WHAT THE TASK ASKS:
The pictures stay out; everything else in the entries below must be returned exactly.

(EXTRACTED ENTRIES Opens)

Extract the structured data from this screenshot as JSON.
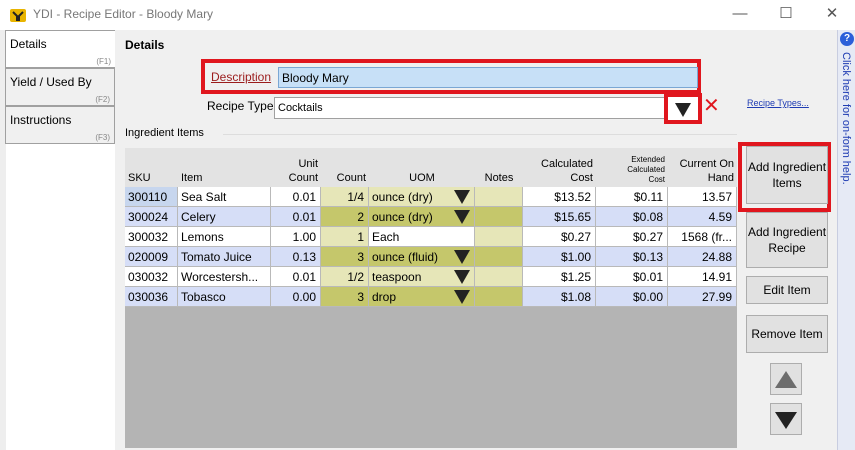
{
  "window": {
    "title": "YDI - Recipe Editor - Bloody Mary",
    "minimize": "—",
    "maximize": "☐",
    "close": "✕"
  },
  "tabs": [
    {
      "label": "Details",
      "key": "(F1)"
    },
    {
      "label": "Yield / Used By",
      "key": "(F2)"
    },
    {
      "label": "Instructions",
      "key": "(F3)"
    }
  ],
  "details": {
    "heading": "Details",
    "description_label": "Description",
    "description_value": "Bloody Mary",
    "recipe_type_label": "Recipe Type",
    "recipe_type_value": "Cocktails",
    "recipe_types_link": "Recipe Types...",
    "ingredient_items_label": "Ingredient Items"
  },
  "grid": {
    "headers": {
      "sku": "SKU",
      "item": "Item",
      "unit_count": "Unit\nCount",
      "count": "Count",
      "uom": "UOM",
      "notes": "Notes",
      "calc_cost": "Calculated\nCost",
      "ext_cost": "Extended\nCalculated\nCost",
      "on_hand": "Current On\nHand"
    },
    "rows": [
      {
        "sku": "300110",
        "item": "Sea Salt",
        "unit_count": "0.01",
        "count": "1/4",
        "uom": "ounce (dry)",
        "uom_dropdown": true,
        "notes": "",
        "calc_cost": "$13.52",
        "ext_cost": "$0.11",
        "on_hand": "13.57"
      },
      {
        "sku": "300024",
        "item": "Celery",
        "unit_count": "0.01",
        "count": "2",
        "uom": "ounce (dry)",
        "uom_dropdown": true,
        "notes": "",
        "calc_cost": "$15.65",
        "ext_cost": "$0.08",
        "on_hand": "4.59"
      },
      {
        "sku": "300032",
        "item": "Lemons",
        "unit_count": "1.00",
        "count": "1",
        "uom": "Each",
        "uom_dropdown": false,
        "notes": "",
        "calc_cost": "$0.27",
        "ext_cost": "$0.27",
        "on_hand": "1568 (fr..."
      },
      {
        "sku": "020009",
        "item": "Tomato Juice",
        "unit_count": "0.13",
        "count": "3",
        "uom": "ounce (fluid)",
        "uom_dropdown": true,
        "notes": "",
        "calc_cost": "$1.00",
        "ext_cost": "$0.13",
        "on_hand": "24.88"
      },
      {
        "sku": "030032",
        "item": "Worcestersh...",
        "unit_count": "0.01",
        "count": "1/2",
        "uom": "teaspoon",
        "uom_dropdown": true,
        "notes": "",
        "calc_cost": "$1.25",
        "ext_cost": "$0.01",
        "on_hand": "14.91"
      },
      {
        "sku": "030036",
        "item": "Tobasco",
        "unit_count": "0.00",
        "count": "3",
        "uom": "drop",
        "uom_dropdown": true,
        "notes": "",
        "calc_cost": "$1.08",
        "ext_cost": "$0.00",
        "on_hand": "27.99"
      }
    ]
  },
  "buttons": {
    "add_items": "Add Ingredient Items",
    "add_recipe": "Add Ingredient Recipe",
    "edit_item": "Edit Item",
    "remove_item": "Remove Item"
  },
  "help": {
    "icon": "?",
    "text": "Click here for on-form help."
  },
  "colors": {
    "highlight_red": "#e0161e",
    "row_blue": "#d6def7",
    "count_yellow": "#e6e6b8",
    "uom_olive": "#c5c76b",
    "selected_input": "#c7e0f7"
  }
}
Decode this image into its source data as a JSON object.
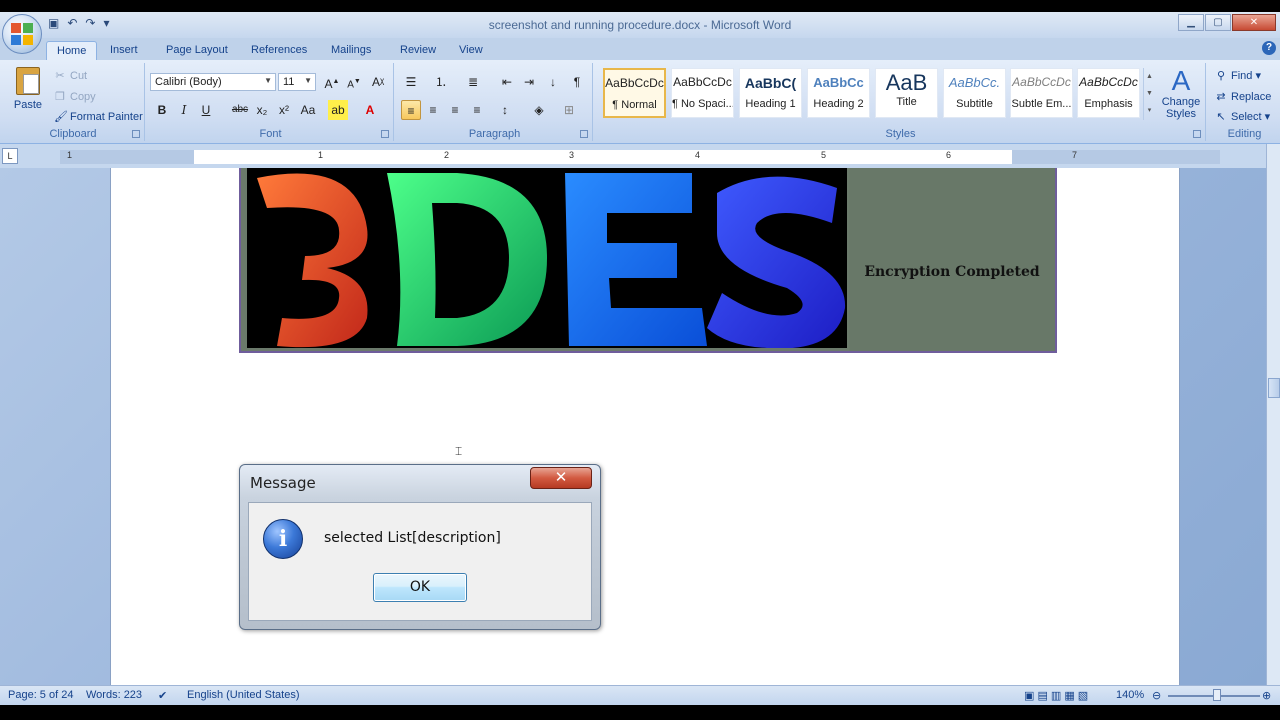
{
  "window": {
    "title": "screenshot and running procedure.docx - Microsoft Word"
  },
  "tabs": [
    "Home",
    "Insert",
    "Page Layout",
    "References",
    "Mailings",
    "Review",
    "View"
  ],
  "ribbon": {
    "clipboard": {
      "label": "Clipboard",
      "paste": "Paste",
      "cut": "Cut",
      "copy": "Copy",
      "format_painter": "Format Painter"
    },
    "font": {
      "label": "Font",
      "font_name": "Calibri (Body)",
      "font_size": "11"
    },
    "paragraph": {
      "label": "Paragraph"
    },
    "styles": {
      "label": "Styles",
      "items": [
        {
          "sample": "AaBbCcDc",
          "name": "¶ Normal"
        },
        {
          "sample": "AaBbCcDc",
          "name": "¶ No Spaci..."
        },
        {
          "sample": "AaBbC(",
          "name": "Heading 1"
        },
        {
          "sample": "AaBbCc",
          "name": "Heading 2"
        },
        {
          "sample": "AaB",
          "name": "Title"
        },
        {
          "sample": "AaBbCc.",
          "name": "Subtitle"
        },
        {
          "sample": "AaBbCcDc",
          "name": "Subtle Em..."
        },
        {
          "sample": "AaBbCcDc",
          "name": "Emphasis"
        }
      ],
      "change_styles": "Change Styles"
    },
    "editing": {
      "label": "Editing",
      "find": "Find",
      "replace": "Replace",
      "select": "Select"
    }
  },
  "ruler": {
    "numbers": [
      "1",
      "1",
      "2",
      "3",
      "4",
      "5",
      "6",
      "7"
    ]
  },
  "document": {
    "banner_text": "Encryption Completed",
    "banner_image_letters": "3DES"
  },
  "dialog": {
    "title": "Message",
    "close_glyph": "✕",
    "message": "selected List[description]",
    "ok_label": "OK"
  },
  "status": {
    "page": "Page: 5 of 24",
    "words": "Words: 223",
    "language": "English (United States)",
    "zoom": "140%"
  },
  "colors": {
    "ribbon_bg": "#dfe9f5",
    "dialog_close": "#c74a33",
    "ok_border": "#3c7fb1"
  }
}
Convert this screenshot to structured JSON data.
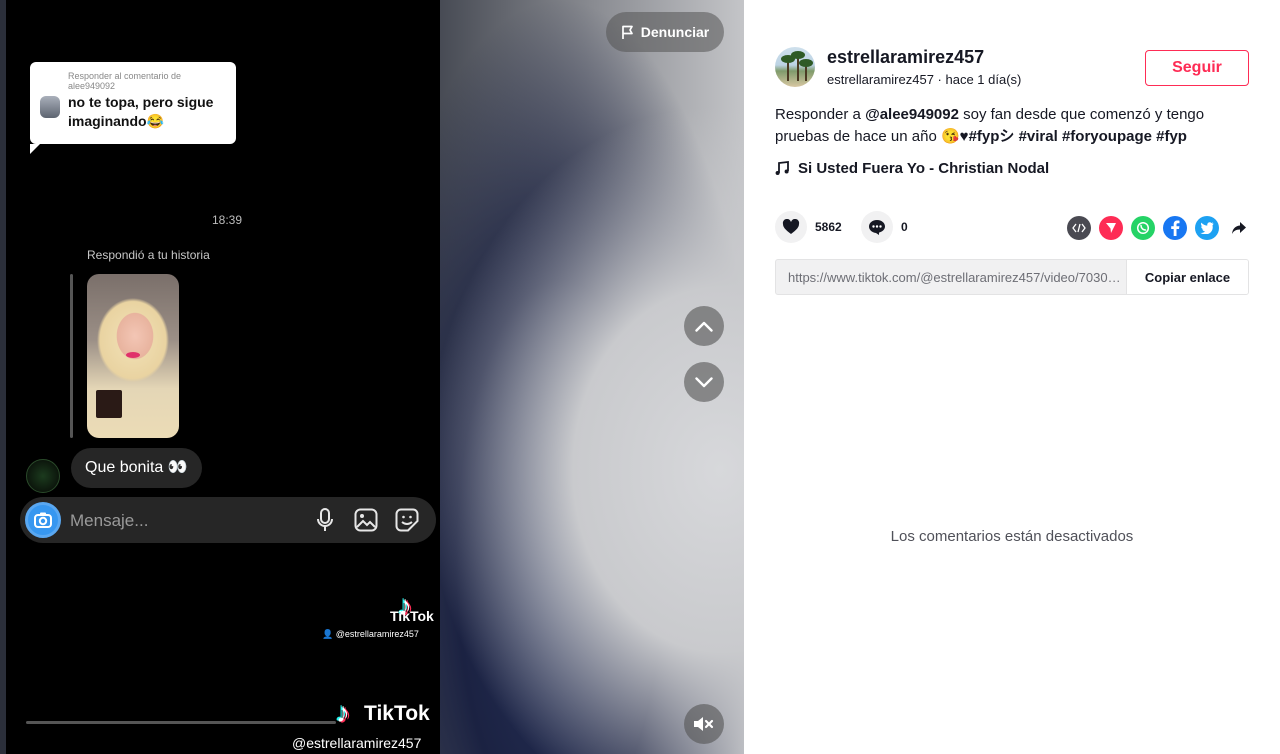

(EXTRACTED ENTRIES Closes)

RESULT:
Extract the structured data from this screenshot as JSON.
{
  "window": {
    "title": "YDI - Recipe Editor - Bloody Mary",
    "minimize": "—",
    "maximize": "☐",
    "close": "✕"
  },
  "tabs": [
    {
      "label": "Details",
      "key": "(F1)"
    },
    {
      "label": "Yield / Used By",
      "key": "(F2)"
    },
    {
      "label": "Instructions",
      "key": "(F3)"
    }
  ],
  "details": {
    "heading": "Details",
    "description_label": "Description",
    "description_value": "Bloody Mary",
    "recipe_type_label": "Recipe Type",
    "recipe_type_value": "Cocktails",
    "recipe_types_link": "Recipe Types...",
    "ingredient_items_label": "Ingredient Items"
  },
  "grid": {
    "headers": {
      "sku": "SKU",
      "item": "Item",
      "unit_count": "Unit\nCount",
      "count": "Count",
      "uom": "UOM",
      "notes": "Notes",
      "calc_cost": "Calculated\nCost",
      "ext_cost": "Extended\nCalculated\nCost",
      "on_hand": "Current On\nHand"
    },
    "rows": [
      {
        "sku": "300110",
        "item": "Sea Salt",
        "unit_count": "0.01",
        "count": "1/4",
        "uom": "ounce (dry)",
        "uom_dropdown": true,
        "notes": "",
        "calc_cost": "$13.52",
        "ext_cost": "$0.11",
        "on_hand": "13.57"
      },
      {
        "sku": "300024",
        "item": "Celery",
        "unit_count": "0.01",
        "count": "2",
        "uom": "ounce (dry)",
        "uom_dropdown": true,
        "notes": "",
        "calc_cost": "$15.65",
        "ext_cost": "$0.08",
        "on_hand": "4.59"
      },
      {
        "sku": "300032",
        "item": "Lemons",
        "unit_count": "1.00",
        "count": "1",
        "uom": "Each",
        "uom_dropdown": false,
        "notes": "",
        "calc_cost": "$0.27",
        "ext_cost": "$0.27",
        "on_hand": "1568 (fr..."
      },
      {
        "sku": "020009",
        "item": "Tomato Juice",
        "unit_count": "0.13",
        "count": "3",
        "uom": "ounce (fluid)",
        "uom_dropdown": true,
        "notes": "",
        "calc_cost": "$1.00",
        "ext_cost": "$0.13",
        "on_hand": "24.88"
      },
      {
        "sku": "030032",
        "item": "Worcestersh...",
        "unit_count": "0.01",
        "count": "1/2",
        "uom": "teaspoon",
        "uom_dropdown": true,
        "notes": "",
        "calc_cost": "$1.25",
        "ext_cost": "$0.01",
        "on_hand": "14.91"
      },
      {
        "sku": "030036",
        "item": "Tobasco",
        "unit_count": "0.00",
        "count": "3",
        "uom": "drop",
        "uom_dropdown": true,
        "notes": "",
        "calc_cost": "$1.08",
        "ext_cost": "$0.00",
        "on_hand": "27.99"
      }
    ]
  },
  "buttons": {
    "add_items": "Add Ingredient Items",
    "add_recipe": "Add Ingredient Recipe",
    "edit_item": "Edit Item",
    "remove_item": "Remove Item"
  },
  "help": {
    "icon": "?",
    "text": "Click here for on-form help."
  },
  "colors": {
    "highlight_red": "#e0161e",
    "row_blue": "#d6def7",
    "count_yellow": "#e6e6b8",
    "uom_olive": "#c5c76b",
    "selected_input": "#c7e0f7"
  }
}
Decode this image into its source data as a JSON object.
{
  "window": {
    "title": "screenshot and running procedure.docx - Microsoft Word"
  },
  "tabs": [
    "Home",
    "Insert",
    "Page Layout",
    "References",
    "Mailings",
    "Review",
    "View"
  ],
  "ribbon": {
    "clipboard": {
      "label": "Clipboard",
      "paste": "Paste",
      "cut": "Cut",
      "copy": "Copy",
      "format_painter": "Format Painter"
    },
    "font": {
      "label": "Font",
      "font_name": "Calibri (Body)",
      "font_size": "11"
    },
    "paragraph": {
      "label": "Paragraph"
    },
    "styles": {
      "label": "Styles",
      "items": [
        {
          "sample": "AaBbCcDc",
          "name": "¶ Normal"
        },
        {
          "sample": "AaBbCcDc",
          "name": "¶ No Spaci..."
        },
        {
          "sample": "AaBbC(",
          "name": "Heading 1"
        },
        {
          "sample": "AaBbCc",
          "name": "Heading 2"
        },
        {
          "sample": "AaB",
          "name": "Title"
        },
        {
          "sample": "AaBbCc.",
          "name": "Subtitle"
        },
        {
          "sample": "AaBbCcDc",
          "name": "Subtle Em..."
        },
        {
          "sample": "AaBbCcDc",
          "name": "Emphasis"
        }
      ],
      "change_styles": "Change Styles"
    },
    "editing": {
      "label": "Editing",
      "find": "Find",
      "replace": "Replace",
      "select": "Select"
    }
  },
  "ruler": {
    "numbers": [
      "1",
      "1",
      "2",
      "3",
      "4",
      "5",
      "6",
      "7"
    ]
  },
  "document": {
    "banner_text": "Encryption Completed",
    "banner_image_letters": "3DES"
  },
  "dialog": {
    "title": "Message",
    "close_glyph": "✕",
    "message": "selected List[description]",
    "ok_label": "OK"
  },
  "status": {
    "page": "Page: 5 of 24",
    "words": "Words: 223",
    "language": "English (United States)",
    "zoom": "140%"
  },
  "colors": {
    "ribbon_bg": "#dfe9f5",
    "dialog_close": "#c74a33",
    "ok_border": "#3c7fb1"
  }
}
Convert this screenshot to structured JSON data.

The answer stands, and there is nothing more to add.